THE TASK.
Each entry is to be given again word for word; images are dropped.

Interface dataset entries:
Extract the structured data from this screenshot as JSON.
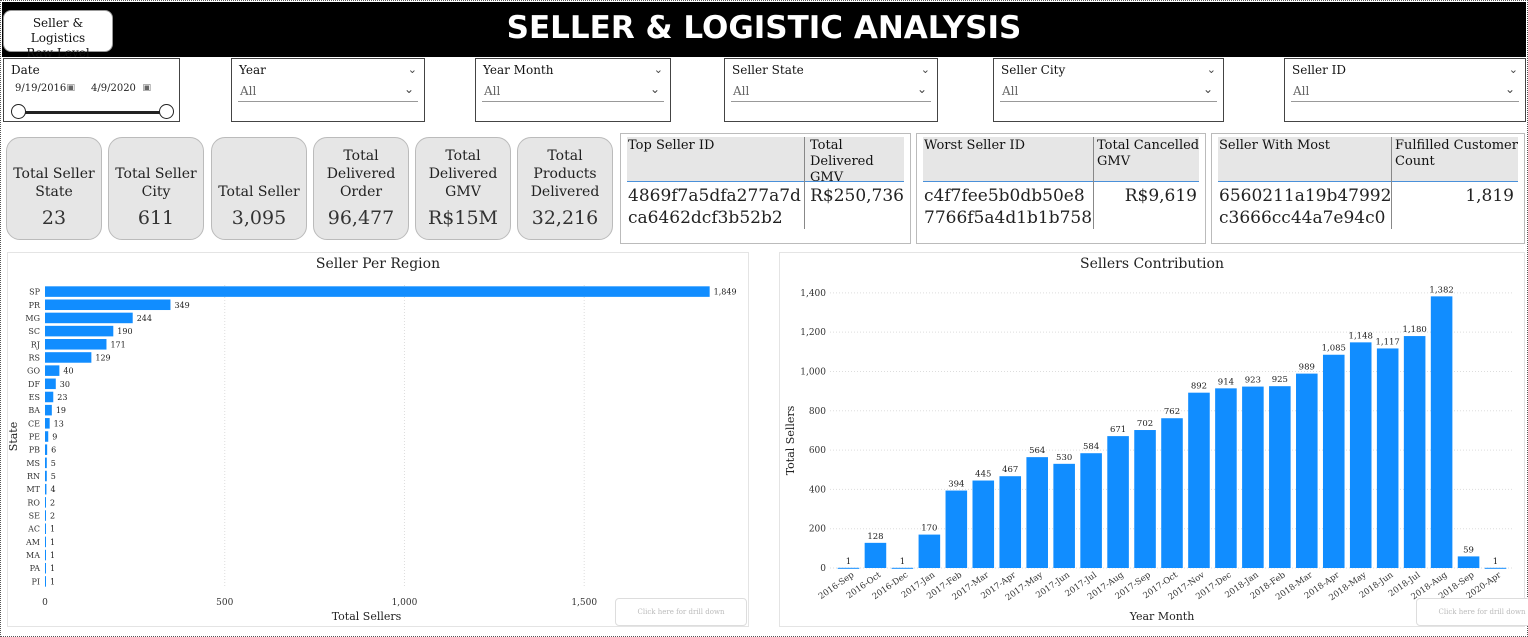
{
  "header": {
    "title": "SELLER & LOGISTIC ANALYSIS",
    "nav_button_line1": "Seller & Logistics",
    "nav_button_line2": "Raw Level"
  },
  "filters": {
    "date": {
      "label": "Date",
      "start": "9/19/2016",
      "end": "4/9/2020"
    },
    "year": {
      "label": "Year",
      "value": "All"
    },
    "year_month": {
      "label": "Year Month",
      "value": "All"
    },
    "seller_state": {
      "label": "Seller State",
      "value": "All"
    },
    "seller_city": {
      "label": "Seller City",
      "value": "All"
    },
    "seller_id": {
      "label": "Seller ID",
      "value": "All"
    }
  },
  "kpis": [
    {
      "label": "Total Seller State",
      "value": "23"
    },
    {
      "label": "Total Seller City",
      "value": "611"
    },
    {
      "label": "Total Seller",
      "value": "3,095"
    },
    {
      "label": "Total Delivered Order",
      "value": "96,477"
    },
    {
      "label": "Total Delivered GMV",
      "value": "R$15M"
    },
    {
      "label": "Total Products Delivered",
      "value": "32,216"
    }
  ],
  "tables": {
    "top_seller": {
      "col1": "Top Seller ID",
      "col2": "Total Delivered GMV",
      "id_line1": "4869f7a5dfa277a7d",
      "id_line2": "ca6462dcf3b52b2",
      "value": "R$250,736"
    },
    "worst_seller": {
      "col1": "Worst Seller ID",
      "col2": "Total Cancelled GMV",
      "id_line1": "c4f7fee5b0db50e8",
      "id_line2": "7766f5a4d1b1b758",
      "value": "R$9,619"
    },
    "most_customers": {
      "col1": "Seller With Most",
      "col2": "Fulfilled Customer Count",
      "id_line1": "6560211a19b47992",
      "id_line2": "c3666cc44a7e94c0",
      "value": "1,819"
    }
  },
  "drill_label": "Click here for drill down",
  "colors": {
    "bar": "#118DFF",
    "banner": "#000000"
  },
  "chart_data": [
    {
      "type": "bar",
      "orientation": "horizontal",
      "title": "Seller Per Region",
      "xlabel": "Total Sellers",
      "ylabel": "State",
      "xlim": [
        0,
        1900
      ],
      "xticks": [
        0,
        500,
        1000,
        1500
      ],
      "xtick_labels": [
        "0",
        "500",
        "1,000",
        "1,500"
      ],
      "grid": true,
      "categories": [
        "SP",
        "PR",
        "MG",
        "SC",
        "RJ",
        "RS",
        "GO",
        "DF",
        "ES",
        "BA",
        "CE",
        "PE",
        "PB",
        "MS",
        "RN",
        "MT",
        "RO",
        "SE",
        "AC",
        "AM",
        "MA",
        "PA",
        "PI"
      ],
      "values": [
        1849,
        349,
        244,
        190,
        171,
        129,
        40,
        30,
        23,
        19,
        13,
        9,
        6,
        5,
        5,
        4,
        2,
        2,
        1,
        1,
        1,
        1,
        1
      ],
      "value_labels": [
        "1,849",
        "349",
        "244",
        "190",
        "171",
        "129",
        "40",
        "30",
        "23",
        "19",
        "13",
        "9",
        "6",
        "5",
        "5",
        "4",
        "2",
        "2",
        "1",
        "1",
        "1",
        "1",
        "1"
      ]
    },
    {
      "type": "bar",
      "title": "Sellers Contribution",
      "xlabel": "Year Month",
      "ylabel": "Total Sellers",
      "ylim": [
        0,
        1450
      ],
      "yticks": [
        0,
        200,
        400,
        600,
        800,
        1000,
        1200,
        1400
      ],
      "ytick_labels": [
        "0",
        "200",
        "400",
        "600",
        "800",
        "1,000",
        "1,200",
        "1,400"
      ],
      "grid": true,
      "categories": [
        "2016-Sep",
        "2016-Oct",
        "2016-Dec",
        "2017-Jan",
        "2017-Feb",
        "2017-Mar",
        "2017-Apr",
        "2017-May",
        "2017-Jun",
        "2017-Jul",
        "2017-Aug",
        "2017-Sep",
        "2017-Oct",
        "2017-Nov",
        "2017-Dec",
        "2018-Jan",
        "2018-Feb",
        "2018-Mar",
        "2018-Apr",
        "2018-May",
        "2018-Jun",
        "2018-Jul",
        "2018-Aug",
        "2018-Sep",
        "2020-Apr"
      ],
      "values": [
        1,
        128,
        1,
        170,
        394,
        445,
        467,
        564,
        530,
        584,
        671,
        702,
        762,
        892,
        914,
        923,
        925,
        989,
        1085,
        1148,
        1117,
        1180,
        1382,
        59,
        1
      ],
      "value_labels": [
        "1",
        "128",
        "1",
        "170",
        "394",
        "445",
        "467",
        "564",
        "530",
        "584",
        "671",
        "702",
        "762",
        "892",
        "914",
        "923",
        "925",
        "989",
        "1,085",
        "1,148",
        "1,117",
        "1,180",
        "1,382",
        "59",
        "1"
      ]
    }
  ]
}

ANSWER TO THE PROBLEM.
Extract the structured data from this screenshot as JSON.
{
  "header": {
    "title": "SELLER & LOGISTIC ANALYSIS",
    "nav_button_line1": "Seller & Logistics",
    "nav_button_line2": "Raw Level"
  },
  "filters": {
    "date": {
      "label": "Date",
      "start": "9/19/2016",
      "end": "4/9/2020"
    },
    "year": {
      "label": "Year",
      "value": "All"
    },
    "year_month": {
      "label": "Year Month",
      "value": "All"
    },
    "seller_state": {
      "label": "Seller State",
      "value": "All"
    },
    "seller_city": {
      "label": "Seller City",
      "value": "All"
    },
    "seller_id": {
      "label": "Seller ID",
      "value": "All"
    }
  },
  "kpis": [
    {
      "label": "Total Seller State",
      "value": "23"
    },
    {
      "label": "Total Seller City",
      "value": "611"
    },
    {
      "label": "Total Seller",
      "value": "3,095"
    },
    {
      "label": "Total Delivered Order",
      "value": "96,477"
    },
    {
      "label": "Total Delivered GMV",
      "value": "R$15M"
    },
    {
      "label": "Total Products Delivered",
      "value": "32,216"
    }
  ],
  "tables": {
    "top_seller": {
      "col1": "Top Seller ID",
      "col2": "Total Delivered GMV",
      "id_line1": "4869f7a5dfa277a7d",
      "id_line2": "ca6462dcf3b52b2",
      "value": "R$250,736"
    },
    "worst_seller": {
      "col1": "Worst Seller ID",
      "col2": "Total Cancelled GMV",
      "id_line1": "c4f7fee5b0db50e8",
      "id_line2": "7766f5a4d1b1b758",
      "value": "R$9,619"
    },
    "most_customers": {
      "col1": "Seller With Most",
      "col2": "Fulfilled Customer Count",
      "id_line1": "6560211a19b47992",
      "id_line2": "c3666cc44a7e94c0",
      "value": "1,819"
    }
  },
  "drill_label": "Click here for drill down",
  "colors": {
    "bar": "#118DFF",
    "banner": "#000000"
  },
  "chart_data": [
    {
      "type": "bar",
      "orientation": "horizontal",
      "title": "Seller Per Region",
      "xlabel": "Total Sellers",
      "ylabel": "State",
      "xlim": [
        0,
        1900
      ],
      "xticks": [
        0,
        500,
        1000,
        1500
      ],
      "xtick_labels": [
        "0",
        "500",
        "1,000",
        "1,500"
      ],
      "grid": true,
      "categories": [
        "SP",
        "PR",
        "MG",
        "SC",
        "RJ",
        "RS",
        "GO",
        "DF",
        "ES",
        "BA",
        "CE",
        "PE",
        "PB",
        "MS",
        "RN",
        "MT",
        "RO",
        "SE",
        "AC",
        "AM",
        "MA",
        "PA",
        "PI"
      ],
      "values": [
        1849,
        349,
        244,
        190,
        171,
        129,
        40,
        30,
        23,
        19,
        13,
        9,
        6,
        5,
        5,
        4,
        2,
        2,
        1,
        1,
        1,
        1,
        1
      ],
      "value_labels": [
        "1,849",
        "349",
        "244",
        "190",
        "171",
        "129",
        "40",
        "30",
        "23",
        "19",
        "13",
        "9",
        "6",
        "5",
        "5",
        "4",
        "2",
        "2",
        "1",
        "1",
        "1",
        "1",
        "1"
      ]
    },
    {
      "type": "bar",
      "title": "Sellers Contribution",
      "xlabel": "Year Month",
      "ylabel": "Total Sellers",
      "ylim": [
        0,
        1450
      ],
      "yticks": [
        0,
        200,
        400,
        600,
        800,
        1000,
        1200,
        1400
      ],
      "ytick_labels": [
        "0",
        "200",
        "400",
        "600",
        "800",
        "1,000",
        "1,200",
        "1,400"
      ],
      "grid": true,
      "categories": [
        "2016-Sep",
        "2016-Oct",
        "2016-Dec",
        "2017-Jan",
        "2017-Feb",
        "2017-Mar",
        "2017-Apr",
        "2017-May",
        "2017-Jun",
        "2017-Jul",
        "2017-Aug",
        "2017-Sep",
        "2017-Oct",
        "2017-Nov",
        "2017-Dec",
        "2018-Jan",
        "2018-Feb",
        "2018-Mar",
        "2018-Apr",
        "2018-May",
        "2018-Jun",
        "2018-Jul",
        "2018-Aug",
        "2018-Sep",
        "2020-Apr"
      ],
      "values": [
        1,
        128,
        1,
        170,
        394,
        445,
        467,
        564,
        530,
        584,
        671,
        702,
        762,
        892,
        914,
        923,
        925,
        989,
        1085,
        1148,
        1117,
        1180,
        1382,
        59,
        1
      ],
      "value_labels": [
        "1",
        "128",
        "1",
        "170",
        "394",
        "445",
        "467",
        "564",
        "530",
        "584",
        "671",
        "702",
        "762",
        "892",
        "914",
        "923",
        "925",
        "989",
        "1,085",
        "1,148",
        "1,117",
        "1,180",
        "1,382",
        "59",
        "1"
      ]
    }
  ]
}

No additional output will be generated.